How’s Your Telomere, Mary?

By |2013-06-27T09:00:00-04:00June 27th, 2013|Opinions, Parting Glances|

Parting Glances

This month’s issue of Brain World (Humanity’s New Frontier) carries articles of amatory, ecumenical interest for those of us fascinated and/or obsessed with sexuality preoccupation. Count me in.
In spite of my advanced years, I fancy that I still qualify to cut the Dijon Mustard, as Julia Child might say, preparing an appetizing Cordon Bleu for viewer delight but vicarious TV consumption.
Highlighted Brain World cover come-ons are, “Sex & Immortality,” “The Brain’s Pleasure Centers,” Sexual Healing,” “Unpredictable Love,” and “The Orgasm”. Perhaps to temper libidinous pandering to those of us somewhat more advanced in years, another cover highlight is “9 Tips for Aging Well”.
As for aging, my first-hand experience of that unavoidable process of contrary adjustment is that one’s sexual drive — provided you know how to shift gears and parallel park — persists well into your 50s, 60s, 70s, 80s if you don’t abuse the speed limits getting from your lighted front porch to your dimly lit bedroom.
As incentive for those who qualify for being “over the hill” (or, at least standing cane in hand on the apex looking at the road behind and the sliding slope ahead) is an interview with “ageless” Jane Fonda, who is 75. (By the way, diva worshippers, Barbara Streisand is 71, Cher is 67, Joan Rivers is 80, Madonna, 54, and Betty White is, well, eternal.)
For those who are curious as to how much time remains to pursue ones polymorphous perverse and sex-happy delights, Brain World provides a system for tallying longevity, “What’s Your Telomere Age?” The test, devised by three medical specialists, provides “clues about things you can do to start down the road to longevity.”
Telomere is a biological term: “Like plastic sheaths on the ends of shoe laces that prevent the laces from fraying, telomere are disposable buffers blocking the ends of chromosomes.” Good gay party banter.
Those taking the test start with 10,000 points, adding or subtracting accordingly, in response to questions such as, “Do you binge drink? Subtract 250 points.” “Do you have a pet you care for or are bonded to? Add 100.” “Do you take TA-65? Add 500 points.”
Parameters are: Less than 5,000 points, between 80 and 100 years. 8,001 and higher: “Eureka!” (Currently, in contrast to actual chronological age, you’re holding at estimated age 35. Or, if you prefer, the standard, on-going 39.)
Here’s one to try at home: “How long can you hold your breath?
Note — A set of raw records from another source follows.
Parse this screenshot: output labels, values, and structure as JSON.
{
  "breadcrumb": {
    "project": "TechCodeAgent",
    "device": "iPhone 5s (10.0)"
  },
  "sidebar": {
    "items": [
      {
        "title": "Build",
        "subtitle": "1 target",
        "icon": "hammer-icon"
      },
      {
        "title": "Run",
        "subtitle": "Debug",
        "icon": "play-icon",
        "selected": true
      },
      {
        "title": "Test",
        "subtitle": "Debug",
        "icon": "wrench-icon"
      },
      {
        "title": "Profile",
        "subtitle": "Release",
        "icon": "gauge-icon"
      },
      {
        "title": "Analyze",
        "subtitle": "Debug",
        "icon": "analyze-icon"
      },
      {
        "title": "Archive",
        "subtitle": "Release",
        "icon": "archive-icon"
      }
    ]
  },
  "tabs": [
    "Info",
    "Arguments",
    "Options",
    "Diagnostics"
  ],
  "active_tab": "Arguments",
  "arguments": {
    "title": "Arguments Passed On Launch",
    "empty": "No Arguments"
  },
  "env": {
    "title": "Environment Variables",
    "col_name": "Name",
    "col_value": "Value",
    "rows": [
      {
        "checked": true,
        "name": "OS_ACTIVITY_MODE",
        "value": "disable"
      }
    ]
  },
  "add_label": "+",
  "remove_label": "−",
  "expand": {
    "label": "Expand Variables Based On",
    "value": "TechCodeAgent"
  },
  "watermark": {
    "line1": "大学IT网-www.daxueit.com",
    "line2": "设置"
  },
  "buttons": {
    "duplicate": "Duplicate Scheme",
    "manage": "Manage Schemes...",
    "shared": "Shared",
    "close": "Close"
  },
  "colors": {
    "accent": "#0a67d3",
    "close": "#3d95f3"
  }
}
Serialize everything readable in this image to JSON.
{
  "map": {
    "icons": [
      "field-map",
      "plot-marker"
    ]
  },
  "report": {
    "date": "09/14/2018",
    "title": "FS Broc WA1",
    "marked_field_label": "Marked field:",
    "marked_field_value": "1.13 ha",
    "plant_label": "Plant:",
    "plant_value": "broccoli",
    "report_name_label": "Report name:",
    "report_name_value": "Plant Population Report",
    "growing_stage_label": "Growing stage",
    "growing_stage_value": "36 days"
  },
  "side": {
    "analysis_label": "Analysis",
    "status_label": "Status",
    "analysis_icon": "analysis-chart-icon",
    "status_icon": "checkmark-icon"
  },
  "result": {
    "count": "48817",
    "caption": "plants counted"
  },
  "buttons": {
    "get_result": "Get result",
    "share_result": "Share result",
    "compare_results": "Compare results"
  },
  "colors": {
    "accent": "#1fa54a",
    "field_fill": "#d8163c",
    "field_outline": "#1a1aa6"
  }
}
If you can’t hold your breath longer than thirty seconds, subtract 200 points. If you can hold you breath longer than sixty seconds but less than ninety, add 150 points. If you can do ninety seconds or more, add 250 points.” (PG advisory: Leave poppers alone for next 30 days.)
Having taken the test I’m pleased to tell my equally still-aging readership that I clock in at the 7,001 to 8,000 range (“between 25 and 47 years”). To be truthful I was short 200 points on the low end of the scale. I compensated by giving myself requisite points for being happily uncloseted, resolutely gay. A plus for sure.
Oh, yes! I don’t take TA-65 for 500 points, and I haven’t a clue what it is, does, or doesn’t do.

About the Author:

Charles Alexander